What else should people know about what is going on in Puerto Rico and what is going to be happening in the next few weeks and months?
Martinez: They should know that we are definitely going to our general assembly on the 15th of April. That we are going to vote for a strike. That we are going to propose a strike indefinitely for the time that we have to -- until they revoke this law and they guarantee that no charter schools will be implemented. That they stop the school closures. That we are going to take the case to court, but we don't rely on the court case for justice; it has proven to not benefit the workers in history.
We are giving the biggest fight of our lives and we are very energized. Being here with so many wonderful people, so many union members that are working, that are fighting, that are organizing -- the best gift I take with me is to know that people all around the globe are organizing and are giving the same struggles that we are giving. We are all in this together, and ultimately, it is not an individual situation of a country. It is a global situation about the working class. We are in it together and we take to our country renewed energies to fight for what is right and more than just defend public education, to fight for the world that we want to build -- a just world, an equitable world for the children of Puerto Rico.
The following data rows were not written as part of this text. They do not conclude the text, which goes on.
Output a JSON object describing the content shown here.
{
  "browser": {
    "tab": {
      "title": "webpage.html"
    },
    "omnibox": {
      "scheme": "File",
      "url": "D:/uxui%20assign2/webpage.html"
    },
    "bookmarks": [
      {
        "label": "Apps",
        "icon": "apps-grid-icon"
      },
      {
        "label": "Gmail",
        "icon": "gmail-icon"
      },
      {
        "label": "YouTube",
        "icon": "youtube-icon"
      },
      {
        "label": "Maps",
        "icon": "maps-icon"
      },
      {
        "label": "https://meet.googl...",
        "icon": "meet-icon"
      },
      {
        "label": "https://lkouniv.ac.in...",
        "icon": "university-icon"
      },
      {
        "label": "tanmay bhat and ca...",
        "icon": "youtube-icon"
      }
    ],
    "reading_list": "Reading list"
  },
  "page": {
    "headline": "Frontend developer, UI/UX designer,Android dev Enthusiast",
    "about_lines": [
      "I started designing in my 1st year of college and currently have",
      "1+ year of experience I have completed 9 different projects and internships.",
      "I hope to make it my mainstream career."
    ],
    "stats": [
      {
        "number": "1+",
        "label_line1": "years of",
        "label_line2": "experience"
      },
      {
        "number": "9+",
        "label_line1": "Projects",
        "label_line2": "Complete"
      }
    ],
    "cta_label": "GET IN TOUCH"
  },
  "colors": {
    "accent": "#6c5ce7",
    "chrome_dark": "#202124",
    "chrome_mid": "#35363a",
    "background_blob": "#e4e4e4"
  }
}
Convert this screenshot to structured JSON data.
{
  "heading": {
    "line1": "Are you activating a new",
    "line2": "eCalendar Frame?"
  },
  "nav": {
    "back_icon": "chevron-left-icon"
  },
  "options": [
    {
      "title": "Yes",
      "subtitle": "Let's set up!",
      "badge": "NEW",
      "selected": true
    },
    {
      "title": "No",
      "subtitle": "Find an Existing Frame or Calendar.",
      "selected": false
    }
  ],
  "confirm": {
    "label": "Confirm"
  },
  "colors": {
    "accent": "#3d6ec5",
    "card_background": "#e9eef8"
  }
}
Fournier: People need to know that Puerto Rico is still struggling with the hurricane that we had. That we still have a lot of places that don't have electricity, that still are reconstructing their houses. That is the main thing going on. That teachers are getting ready to strike pretty soon. We are going to organize and we are going to defend our public schools. That is the main thing. We are united together and we are going to do whatever it takes to defend our public schools and education for our kids.... It is not even a thing about teachers. It is about, as Mercedes said, our legacy for our future, what we want to leave for our children, for our kids. That is the main thing.
This interview has been edited for length and clarity.
Interviews for Resistance is a project of Sarah Jaffe, with assistance from Laura Feuillebois and support from the Nation Institute. It is also available as a podcast on iTunes. Not to be reprinted without permission.